As Doug and I approached the end of the Brown Line, I was shocked to see Lexuses, Mercedes, and BMWs parked behind what used to be the ghetto apartments behind the El tracks. I was even more taken aback by the apartment buildings along Kimball that have been converted from low-income, crowded apartments to spacious gated condos. I suppose my first clue should have been when our concierge at the Palmer House (thank you, Priceline!) told us that he and his wife had just purchased a condo at “the end of the Brown Line”.
It has been widely reported that poverty and hunger are shifting from America’s urban centers to the suburbs and beyond. Walking down Kimball toward North Park, it was clear that the folks who had made up this community when I lived there must be living somewhere else. In fact, looking out the windows of the El train, I was hard pressed to find ANYTHING resembling “ghetto”. The neighborhoods that were “bad” or “scary” when I moved there are all hip and condo-ridden now. I can remember standing on the roof of Anderson Hall (one of North Park’s women’s dorms) as a visiting prospective student and watching the gunfire in Cabrini Green. You could literally see when weapons were being fired. I remember as a freshman driving down every week to the Henry Horner Housing projects to volunteer with their Boys and Girls Club program. All of those infamous projects are no more, which I am not arguing is a bad thing by any means. But I do wonder where those kids I once knew live now.
Of the kids I have kept in touch with from the old neighborhood, there are very few who retain any ties there today. Cities like Rockford or places that we used to call “the ghetto suburbs” are where their families now live.
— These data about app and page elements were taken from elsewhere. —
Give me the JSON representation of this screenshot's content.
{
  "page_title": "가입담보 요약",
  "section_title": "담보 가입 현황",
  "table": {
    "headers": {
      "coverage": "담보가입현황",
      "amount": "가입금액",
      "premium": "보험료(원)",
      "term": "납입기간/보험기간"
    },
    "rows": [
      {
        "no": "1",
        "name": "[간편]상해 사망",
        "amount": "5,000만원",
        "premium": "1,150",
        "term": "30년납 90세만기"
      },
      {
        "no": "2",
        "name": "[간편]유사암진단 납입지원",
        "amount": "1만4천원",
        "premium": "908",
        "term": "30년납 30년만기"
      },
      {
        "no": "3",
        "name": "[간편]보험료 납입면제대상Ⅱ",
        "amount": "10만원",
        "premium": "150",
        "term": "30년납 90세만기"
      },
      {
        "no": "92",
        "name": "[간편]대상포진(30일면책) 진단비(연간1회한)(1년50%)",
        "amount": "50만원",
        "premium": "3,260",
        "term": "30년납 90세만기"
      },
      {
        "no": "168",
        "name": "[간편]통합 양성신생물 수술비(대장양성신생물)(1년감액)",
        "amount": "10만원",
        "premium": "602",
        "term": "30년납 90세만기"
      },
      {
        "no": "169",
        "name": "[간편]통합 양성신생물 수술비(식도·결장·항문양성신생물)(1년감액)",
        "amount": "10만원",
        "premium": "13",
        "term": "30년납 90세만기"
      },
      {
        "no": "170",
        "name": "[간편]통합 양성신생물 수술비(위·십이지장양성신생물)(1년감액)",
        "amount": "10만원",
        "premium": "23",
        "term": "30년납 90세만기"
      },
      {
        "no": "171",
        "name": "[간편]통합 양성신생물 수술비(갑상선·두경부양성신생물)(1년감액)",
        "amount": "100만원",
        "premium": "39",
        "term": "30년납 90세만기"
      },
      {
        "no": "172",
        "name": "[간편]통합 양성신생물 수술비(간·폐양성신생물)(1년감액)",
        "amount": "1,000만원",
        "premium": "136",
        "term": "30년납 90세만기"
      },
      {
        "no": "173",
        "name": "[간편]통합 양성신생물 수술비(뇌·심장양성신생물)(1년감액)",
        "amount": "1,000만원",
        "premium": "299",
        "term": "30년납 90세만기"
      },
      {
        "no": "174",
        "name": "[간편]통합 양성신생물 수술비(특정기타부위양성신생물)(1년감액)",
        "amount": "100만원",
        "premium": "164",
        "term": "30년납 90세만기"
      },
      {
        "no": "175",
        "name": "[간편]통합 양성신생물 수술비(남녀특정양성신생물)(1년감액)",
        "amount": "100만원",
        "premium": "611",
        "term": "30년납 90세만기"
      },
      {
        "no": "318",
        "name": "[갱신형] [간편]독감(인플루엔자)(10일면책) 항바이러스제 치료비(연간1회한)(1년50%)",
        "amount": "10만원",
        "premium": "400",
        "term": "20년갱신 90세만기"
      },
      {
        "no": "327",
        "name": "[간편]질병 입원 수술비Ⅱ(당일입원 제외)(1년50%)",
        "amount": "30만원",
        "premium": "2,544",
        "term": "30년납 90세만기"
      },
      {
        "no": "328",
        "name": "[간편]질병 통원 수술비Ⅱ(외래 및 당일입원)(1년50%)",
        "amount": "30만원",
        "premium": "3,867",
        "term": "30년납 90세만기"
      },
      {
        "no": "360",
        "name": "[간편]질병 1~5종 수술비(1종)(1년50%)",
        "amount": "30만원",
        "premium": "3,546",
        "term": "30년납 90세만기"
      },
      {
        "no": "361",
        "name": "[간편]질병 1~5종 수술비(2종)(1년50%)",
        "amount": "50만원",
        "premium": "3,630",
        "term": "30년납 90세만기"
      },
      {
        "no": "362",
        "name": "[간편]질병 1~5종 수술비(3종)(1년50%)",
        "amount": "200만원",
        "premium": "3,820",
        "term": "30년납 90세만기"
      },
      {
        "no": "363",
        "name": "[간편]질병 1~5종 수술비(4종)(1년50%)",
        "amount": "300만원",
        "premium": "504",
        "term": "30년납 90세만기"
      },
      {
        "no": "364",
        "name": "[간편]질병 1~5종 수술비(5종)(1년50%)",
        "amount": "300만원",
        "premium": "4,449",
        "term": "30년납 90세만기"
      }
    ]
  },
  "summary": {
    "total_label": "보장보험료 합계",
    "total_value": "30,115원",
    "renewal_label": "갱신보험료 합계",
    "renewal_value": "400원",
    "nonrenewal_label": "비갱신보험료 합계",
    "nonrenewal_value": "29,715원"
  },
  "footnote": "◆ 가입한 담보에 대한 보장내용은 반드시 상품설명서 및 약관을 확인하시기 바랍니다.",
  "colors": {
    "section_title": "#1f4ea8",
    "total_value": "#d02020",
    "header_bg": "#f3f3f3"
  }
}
While I knew this, it wasn’t until my recent visit that the scope of this shift really sunk in.
Bob Lupton speaks of something called “gentrification with justice” and he is a great advocate for churches and para-church organizations working to be agents of justice in the housing arena. Our little church here feels that same pull, but with housing prices being what they are in this community (800K, 1.2 mil.), it feels like such a huge issue to tackle well. And to be honest, if Doug and I did not have the landlord that we have, we would have been priced out of this community (that is increasingly serving USC students) two years ago. Rents have doubled since we moved here in 2002.
I guess the thing I am wondering about in all of this is how churches will respond? As the suburbs become greater centers of poverty, how will the face of suburban churches change? Or have we so fully become commuter-worshipers that it really won’t matter?